File APIs for Java Developers
Manipulate DOC, XLS, PPT, PDF and many others from your application.
The moose likes Beginning Java and the fly likes Old School Programmer - New to Java - Advice? Big Moose Saloon
  Search | Java FAQ | Recent Topics | Flagged Topics | Hot Topics | Zero Replies
Register / Login
JavaRanch » Java Forums » Java » Beginning Java
Bookmark "Old School Programmer - New to Java - Advice?" Watch "Old School Programmer - New to Java - Advice?" New topic

Old School Programmer - New to Java - Advice?

Bryan Cairns

Joined: Oct 27, 2007
Posts: 10
Hello everyone - this is my first post at the ranch!

I have been a programmer for about 10 years in various other languages (vb, c, c++, delphi, c#) programming is not new to me, but Java is.

Because I am proficient in C# the Java syntax is very easy for me to pickup as they are almost identical. The API however is a different story.

Right now I am reading the book "Just Java" and following the problems in the "Cattle Drive" here at seriously considering signing up for the cattle drive.

Using Eclipse as my main IDE, but also using a text editor and the command line just for the sake of learning.

Just wondering if you had any advice that would help me learn java programming (and the API) very quickly?
marc weber

Joined: Aug 31, 2004
Posts: 11343

Hi Bryan, welcome to JavaRanch!

Please check your private messages by clicking on My Private Messages. Thanks!

I think the Cattle Drive would be excellent in helping you develop quickly. Since you already have a programming background and understand the concepts, I think you would really benefit from the feedback because you have that foundation.

I'm not familiar with the book Just Java, but since you have a background in C++, you might consider Bruce Eckel's Thinking in Java, which is an introductory Java book geared more towards readers with a C++ background. (The previous edition of TIJ is available as a free download from This doesn't cover Java 5, but it will give you an idea of the book's approach.)

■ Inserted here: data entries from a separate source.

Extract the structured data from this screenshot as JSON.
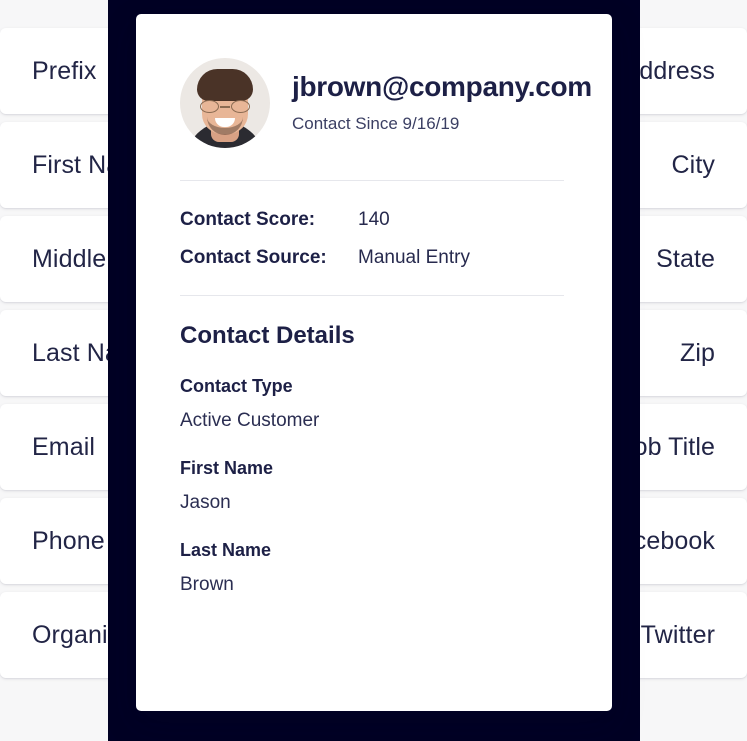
{
  "background_form": {
    "rows": [
      {
        "left_label": "Prefix",
        "right_label": "Address"
      },
      {
        "left_label": "First Name",
        "right_label": "City"
      },
      {
        "left_label": "Middle Name",
        "right_label": "State"
      },
      {
        "left_label": "Last Name",
        "right_label": "Zip"
      },
      {
        "left_label": "Email",
        "right_label": "Job Title"
      },
      {
        "left_label": "Phone",
        "right_label": "Facebook"
      },
      {
        "left_label": "Organization",
        "right_label": "Twitter"
      }
    ]
  },
  "card": {
    "avatar_alt": "contact-photo",
    "email": "jbrown@company.com",
    "contact_since": "Contact Since 9/16/19",
    "summary": [
      {
        "key": "Contact Score:",
        "value": "140"
      },
      {
        "key": "Contact Source:",
        "value": "Manual Entry"
      }
    ],
    "details_title": "Contact Details",
    "details": [
      {
        "label": "Contact Type",
        "value": "Active Customer"
      },
      {
        "label": "First Name",
        "value": "Jason"
      },
      {
        "label": "Last Name",
        "value": "Brown"
      }
    ]
  },
  "colors": {
    "panel_navy": "#000024",
    "text_navy": "#1d2046",
    "page_bg": "#f7f7f8",
    "card_bg": "#ffffff",
    "divider": "#e6e7ec"
  }
}
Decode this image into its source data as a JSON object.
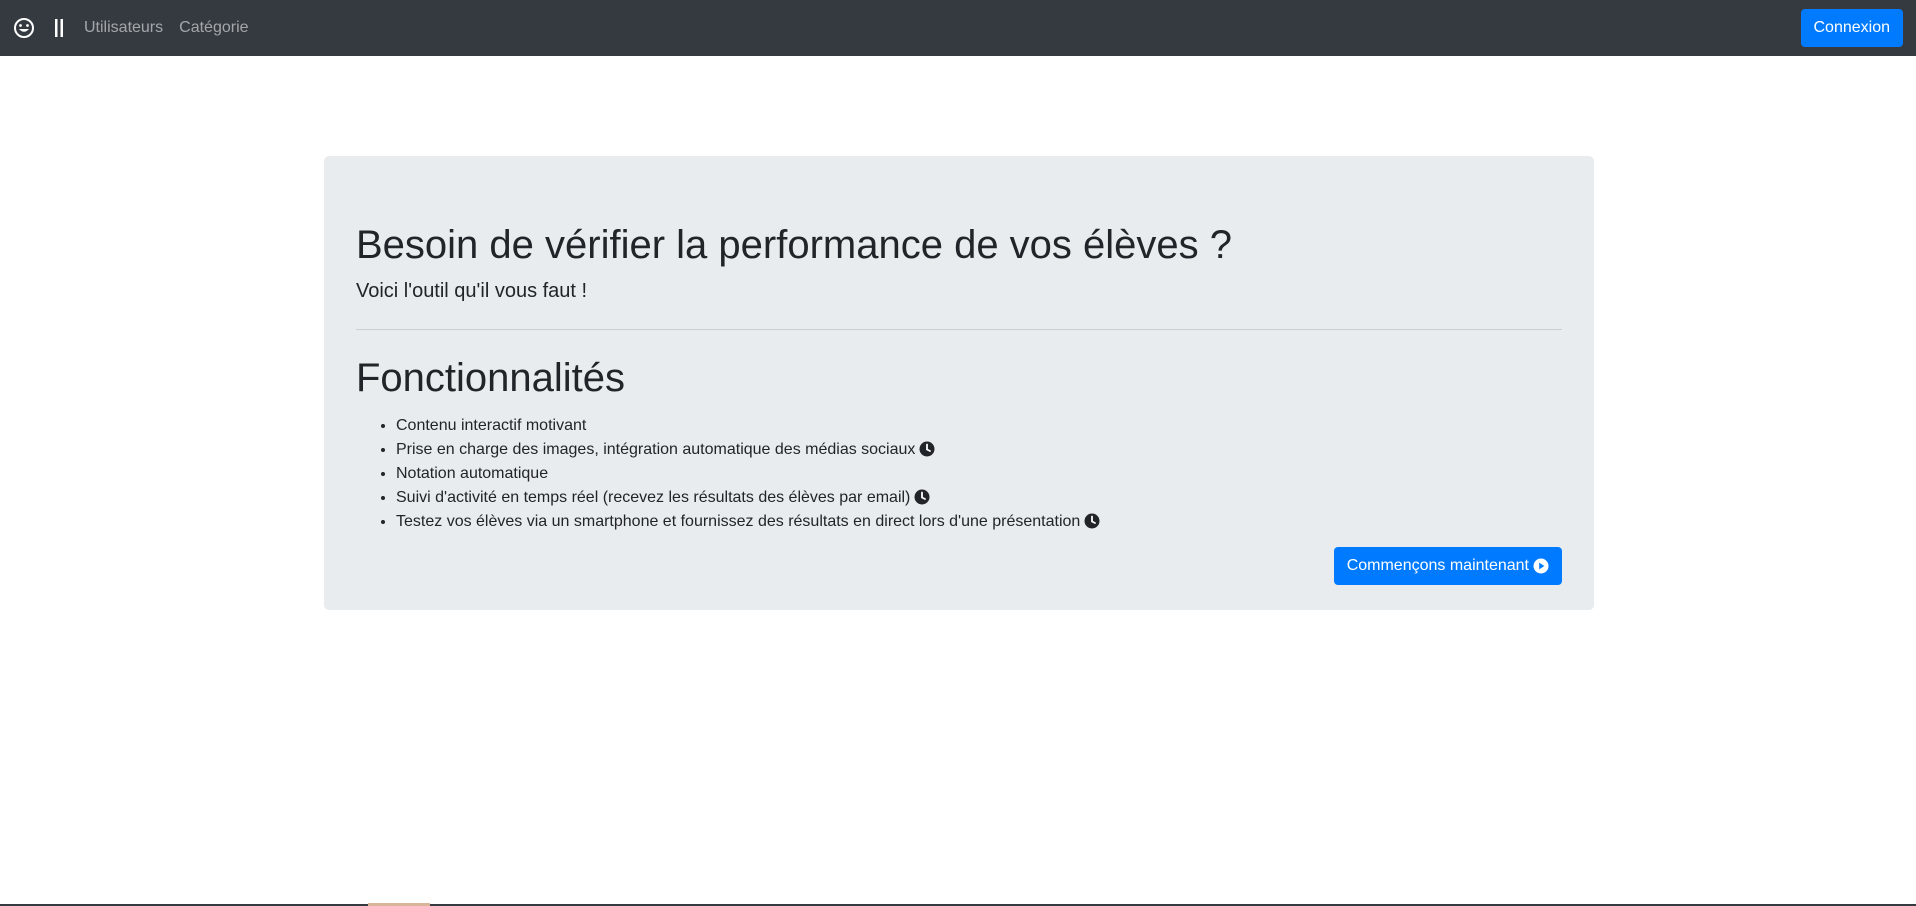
{
  "navbar": {
    "brand_icon": "smiley-icon",
    "separator_icon": "double-bar-icon",
    "links": [
      {
        "label": "Utilisateurs"
      },
      {
        "label": "Catégorie"
      }
    ],
    "login_label": "Connexion"
  },
  "jumbotron": {
    "title": "Besoin de vérifier la performance de vos élèves ?",
    "lead": "Voici l'outil qu'il vous faut !",
    "features_title": "Fonctionnalités",
    "features": [
      {
        "text": "Contenu interactif motivant",
        "icon": ""
      },
      {
        "text": "Prise en charge des images, intégration automatique des médias sociaux",
        "icon": "clock-icon"
      },
      {
        "text": "Notation automatique",
        "icon": ""
      },
      {
        "text": "Suivi d'activité en temps réel (recevez les résultats des élèves par email)",
        "icon": "clock-icon"
      },
      {
        "text": "Testez vos élèves via un smartphone et fournissez des résultats en direct lors d'une présentation",
        "icon": "clock-icon"
      }
    ],
    "cta_label": "Commençons maintenant",
    "cta_icon": "play-circle-icon"
  },
  "colors": {
    "navbar_bg": "#343a40",
    "primary": "#007bff",
    "jumbotron_bg": "#e9ecef"
  }
}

"We're kind of on the level of crossword puzzle writers... And no one ever goes to them and gives them an award." ~Joe Strummer
Stan James
(instanceof Sidekick)
Ranch Hand

Joined: Jan 29, 2003
Posts: 8791
The Dietel & Dietel "How to program" books might be good. See if you can browse one at the bookstore. They've written one for just about every language there is, so they might have some of the same background you do.

A good question is never answered. It is not a bolt to be tightened into place but a seed to be planted and to bear more seed toward the hope of greening the landscape of the idea. John Ciardi
Bryan Cairns

Joined: Oct 27, 2007
Posts: 10
thanks for the feedback guys, will give it a look through.
Charles McGuire
Ranch Hand

Joined: Jan 18, 2005
Posts: 99
Hi -

I picked up a book that would have been good when I was starting to learn java. "Agile Java" by Jeff Langr (ISBN 0-13-148239-4). I recommend it for two reasons:
  • It is non-patronizing, which is good for someone like yourself that already had a background in programming OO languages. Some of the books mentioned will drive you nuts with their elemental style.
  • It starts you out from the get-go on test driven methodologies. It teaches you about JUnit while learning Java. This is so important. Most people learn Java first, TDD second. Learning both at the same time is the way to go.

  • Good luck.

    There's no place like
    Avander Be

    Joined: Oct 16, 2007
    Posts: 16
    Hi Brian,

    i'm old school programmer also with a Cobol and C background heading towards SCJP5 certification real soon now.

    I started my studying early september using Head First Java followed by the K&B SCJP Study Guide.

    Steve Jobs: "Nobody uses Java anymore" ( Who the f*ck is Steve Jobs?)
    I agree. Here's the link:
    subject: Old School Programmer - New to Java - Advice?
    It's not a secret anymore!